If you are prompted to 'Authorize your computer', then leave the e-book vendor as 'Adobe ID' and tick the box which says 'I want to authorize my computer without an ID'.
You only need to create an ID if you want to transfer downloads across multiple machines.
Improve the e-book reading experience!
F.lux is software designed to adjust your screen colours to the time of day, reducing the blue glow, which might help improve the e-book reading experience. it is free to download for Windows/Mac: https://justgetflux.com.
Some e-books offer options to change the text size, background and font colour. See the table below for accessibility information for particular e-book providers:
When reading online, you can increase and decrease the text size using the plus and minus symbols in the top left hand corner.
Accessibility mode can be switched on by reader. This allows magnification. Download ebooks to use with assistive technology. OpenDyslexic typeface is available.
You can increase and decrease the text size by two levels each way, using the little plus and minus symbols in the top right hand corner.

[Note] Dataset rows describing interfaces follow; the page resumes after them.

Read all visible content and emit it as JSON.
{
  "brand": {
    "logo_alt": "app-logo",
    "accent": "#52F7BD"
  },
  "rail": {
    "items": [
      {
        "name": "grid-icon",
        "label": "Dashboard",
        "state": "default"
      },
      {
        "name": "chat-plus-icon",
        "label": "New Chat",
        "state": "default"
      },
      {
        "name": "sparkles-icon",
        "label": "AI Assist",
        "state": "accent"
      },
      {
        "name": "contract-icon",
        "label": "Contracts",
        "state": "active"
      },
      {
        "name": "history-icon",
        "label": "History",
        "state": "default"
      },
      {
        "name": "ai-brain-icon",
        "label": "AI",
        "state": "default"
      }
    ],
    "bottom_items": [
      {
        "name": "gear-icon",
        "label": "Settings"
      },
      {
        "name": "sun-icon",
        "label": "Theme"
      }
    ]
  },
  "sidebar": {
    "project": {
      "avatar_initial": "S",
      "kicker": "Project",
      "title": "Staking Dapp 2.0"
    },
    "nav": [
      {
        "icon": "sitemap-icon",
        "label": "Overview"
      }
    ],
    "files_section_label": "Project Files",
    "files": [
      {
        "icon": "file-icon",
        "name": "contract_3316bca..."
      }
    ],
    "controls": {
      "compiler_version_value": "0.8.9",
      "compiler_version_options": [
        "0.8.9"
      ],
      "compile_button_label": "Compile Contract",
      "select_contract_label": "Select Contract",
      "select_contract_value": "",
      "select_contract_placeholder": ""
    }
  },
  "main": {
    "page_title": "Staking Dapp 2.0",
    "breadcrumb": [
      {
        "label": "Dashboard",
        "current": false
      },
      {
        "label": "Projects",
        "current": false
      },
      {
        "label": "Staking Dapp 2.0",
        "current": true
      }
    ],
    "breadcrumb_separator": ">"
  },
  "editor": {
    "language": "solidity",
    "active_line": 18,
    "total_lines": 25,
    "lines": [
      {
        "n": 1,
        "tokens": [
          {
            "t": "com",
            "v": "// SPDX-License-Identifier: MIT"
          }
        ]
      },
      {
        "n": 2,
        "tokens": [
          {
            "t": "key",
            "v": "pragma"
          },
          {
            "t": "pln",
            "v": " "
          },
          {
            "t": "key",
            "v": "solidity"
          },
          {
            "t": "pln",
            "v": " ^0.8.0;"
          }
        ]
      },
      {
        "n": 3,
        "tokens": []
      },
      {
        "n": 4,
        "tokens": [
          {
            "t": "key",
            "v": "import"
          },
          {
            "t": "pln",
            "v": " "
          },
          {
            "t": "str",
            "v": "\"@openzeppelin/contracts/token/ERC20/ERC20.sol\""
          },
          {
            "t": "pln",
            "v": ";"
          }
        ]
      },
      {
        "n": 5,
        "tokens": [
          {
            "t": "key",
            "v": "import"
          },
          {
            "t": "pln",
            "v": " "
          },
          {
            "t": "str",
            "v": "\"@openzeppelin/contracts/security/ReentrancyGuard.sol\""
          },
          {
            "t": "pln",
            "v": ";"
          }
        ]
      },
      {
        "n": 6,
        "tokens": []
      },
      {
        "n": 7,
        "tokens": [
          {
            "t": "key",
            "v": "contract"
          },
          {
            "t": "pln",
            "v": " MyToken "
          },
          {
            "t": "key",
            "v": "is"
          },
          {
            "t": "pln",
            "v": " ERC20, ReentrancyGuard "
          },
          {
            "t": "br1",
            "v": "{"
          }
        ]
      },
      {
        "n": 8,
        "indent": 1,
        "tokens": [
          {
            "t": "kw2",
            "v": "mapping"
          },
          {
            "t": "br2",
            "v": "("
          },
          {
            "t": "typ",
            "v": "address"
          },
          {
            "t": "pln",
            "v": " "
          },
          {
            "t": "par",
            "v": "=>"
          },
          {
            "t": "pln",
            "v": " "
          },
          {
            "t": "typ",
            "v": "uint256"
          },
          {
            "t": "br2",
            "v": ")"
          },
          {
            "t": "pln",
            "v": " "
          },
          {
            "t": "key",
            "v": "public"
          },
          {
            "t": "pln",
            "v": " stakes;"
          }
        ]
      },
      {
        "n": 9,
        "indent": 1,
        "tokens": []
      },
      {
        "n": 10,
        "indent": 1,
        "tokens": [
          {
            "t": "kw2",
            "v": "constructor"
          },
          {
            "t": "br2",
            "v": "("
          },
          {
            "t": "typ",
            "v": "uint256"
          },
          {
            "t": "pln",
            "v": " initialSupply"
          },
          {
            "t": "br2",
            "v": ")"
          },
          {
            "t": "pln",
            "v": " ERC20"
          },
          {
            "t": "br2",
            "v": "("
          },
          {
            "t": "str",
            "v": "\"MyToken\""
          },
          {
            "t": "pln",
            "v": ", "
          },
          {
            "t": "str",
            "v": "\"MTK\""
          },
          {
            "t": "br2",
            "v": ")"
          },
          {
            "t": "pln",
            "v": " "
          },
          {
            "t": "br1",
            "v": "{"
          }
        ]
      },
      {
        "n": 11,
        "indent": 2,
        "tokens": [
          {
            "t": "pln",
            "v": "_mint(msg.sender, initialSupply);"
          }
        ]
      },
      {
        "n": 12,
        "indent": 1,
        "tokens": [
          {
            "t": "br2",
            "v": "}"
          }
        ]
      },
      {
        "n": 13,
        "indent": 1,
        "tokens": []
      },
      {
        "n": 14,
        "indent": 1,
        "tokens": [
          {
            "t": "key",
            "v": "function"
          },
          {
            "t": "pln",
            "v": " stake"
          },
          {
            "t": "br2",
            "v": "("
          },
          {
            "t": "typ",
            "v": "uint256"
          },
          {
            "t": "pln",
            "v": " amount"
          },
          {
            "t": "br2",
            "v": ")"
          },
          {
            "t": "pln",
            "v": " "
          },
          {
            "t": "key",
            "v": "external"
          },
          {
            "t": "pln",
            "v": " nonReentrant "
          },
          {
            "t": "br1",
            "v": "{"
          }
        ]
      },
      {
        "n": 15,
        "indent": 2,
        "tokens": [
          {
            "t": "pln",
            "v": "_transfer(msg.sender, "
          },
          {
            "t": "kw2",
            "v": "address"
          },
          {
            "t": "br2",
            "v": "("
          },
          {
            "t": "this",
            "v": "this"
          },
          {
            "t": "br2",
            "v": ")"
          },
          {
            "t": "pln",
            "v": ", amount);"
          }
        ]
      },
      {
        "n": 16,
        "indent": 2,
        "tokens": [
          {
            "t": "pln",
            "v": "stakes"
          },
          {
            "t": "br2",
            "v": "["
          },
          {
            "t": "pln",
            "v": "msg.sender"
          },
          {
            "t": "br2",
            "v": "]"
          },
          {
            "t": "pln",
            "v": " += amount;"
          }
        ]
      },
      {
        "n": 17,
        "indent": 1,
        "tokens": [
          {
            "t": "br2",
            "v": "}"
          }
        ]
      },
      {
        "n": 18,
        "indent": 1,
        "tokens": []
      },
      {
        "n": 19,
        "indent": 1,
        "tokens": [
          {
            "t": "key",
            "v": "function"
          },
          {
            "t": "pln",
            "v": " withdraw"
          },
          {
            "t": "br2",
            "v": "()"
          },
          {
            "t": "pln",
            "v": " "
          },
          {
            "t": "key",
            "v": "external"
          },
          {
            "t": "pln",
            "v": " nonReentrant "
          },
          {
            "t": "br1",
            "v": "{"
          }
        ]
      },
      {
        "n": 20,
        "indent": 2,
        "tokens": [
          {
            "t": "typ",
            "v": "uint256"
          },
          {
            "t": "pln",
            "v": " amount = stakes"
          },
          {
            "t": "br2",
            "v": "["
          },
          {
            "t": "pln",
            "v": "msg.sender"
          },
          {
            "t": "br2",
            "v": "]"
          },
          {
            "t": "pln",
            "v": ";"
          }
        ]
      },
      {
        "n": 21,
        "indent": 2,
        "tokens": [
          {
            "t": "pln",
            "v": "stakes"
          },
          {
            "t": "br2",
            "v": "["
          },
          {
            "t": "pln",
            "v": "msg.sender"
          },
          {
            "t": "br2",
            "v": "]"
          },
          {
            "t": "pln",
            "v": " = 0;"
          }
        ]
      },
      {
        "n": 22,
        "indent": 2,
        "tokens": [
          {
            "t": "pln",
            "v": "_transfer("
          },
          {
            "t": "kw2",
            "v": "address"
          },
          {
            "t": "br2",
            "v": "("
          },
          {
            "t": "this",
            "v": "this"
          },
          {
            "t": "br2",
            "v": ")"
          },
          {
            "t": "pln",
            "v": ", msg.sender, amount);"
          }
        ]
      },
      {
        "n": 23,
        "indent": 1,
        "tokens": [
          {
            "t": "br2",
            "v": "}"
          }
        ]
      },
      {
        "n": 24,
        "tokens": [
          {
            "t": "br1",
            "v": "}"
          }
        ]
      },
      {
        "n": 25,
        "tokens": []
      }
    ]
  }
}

When you zoom the text does not reflow (automatically adjust to fit on the page at the new zoom level).
You can add a coloured overlay by clicking on the little symbol that looks like a pie chart in the top right hand corner. Click this repeatedly to cycle through different overlay colours.
Information about accessibility here: http://support.ebsco.com/knowledge_base/detail.php?id=5755,http://support.ebsco.com/knowledge_base/detail.php?id=7569
Accessibility information available here: https://www.cambridge.org/core/accessibility
If the e-book is downloadable, you can use the various tools available in Adobe Reader:
"Failed to load PDF document"
PDFs opening in a separate window
Contact email@example.com if you need further support.
These provide books across a wide range of publishers, many of whom do not offer their e-books in any other way, but they are mostly subject to Digital Rights Management (DRM), which is a way of ensuring copyright printing and copying limits are adhered to.
Direct from the publisher
Some publishers also sell their e-books direct to universities. These e-books are usually DRM-free, i.e. the publisher does not impose any copyright limits and you are able to print/save/copy as much as you like.
|Main providers||Direct from publishers, e.g||Others include (but not limited to)|
E-books are made available under various access models; this depends on what the publisher will allow.
We are using a rental first system for our VLE books. This means that the first few people that use the ebook do so on a rental basis, at a fraction of the full purchase cost.
1. A quick Preview is possible for all books in this scheme – without triggering a rental or purchase – as shown below:
2. After a quick preview has been made, users will be asked to Request Access. You’ll need to make a few click drop down selections to trigger access, for example:
3. Then you’ll get an Alert and email confirmation to let you know the item has been rented for you for one week.
Don’t worry, you can still access the book after your one week rental is up, it’ll just trigger another rental or purchase. Following several rentals the book will be fully purchased at next use.
4. Once a rental or purchase has been made, you’ll then get full access to the book as shown below.
Directory of Open Access books (DOAB) The primary aim of DOAB is to increase discoverability of Open Access books. Search, browse and download from a large selection of eBooks
eScholarship Editions The collection includes over 2,000 eBooks from academic presses on a range of topics, including art, science, history, music, religion, and fiction. More than 500 of these are available for free download. Content is free for non-commercial use.
InTechOpen More than 2,400 books across engineering, physical sciences, life sciences, health sciences, and social sciences published under the .
OAPEN.org OAPEN (Open Access Publishing in European Networks) is a collaborative initiative to develop and implement a sustainable Open Access publication model for academic books in the Humanities and Social Sciences. Nearly 1,000 free online titles available.
Project Gutenberg More than 20,000 free full text eBooks available on a range of topics. Download .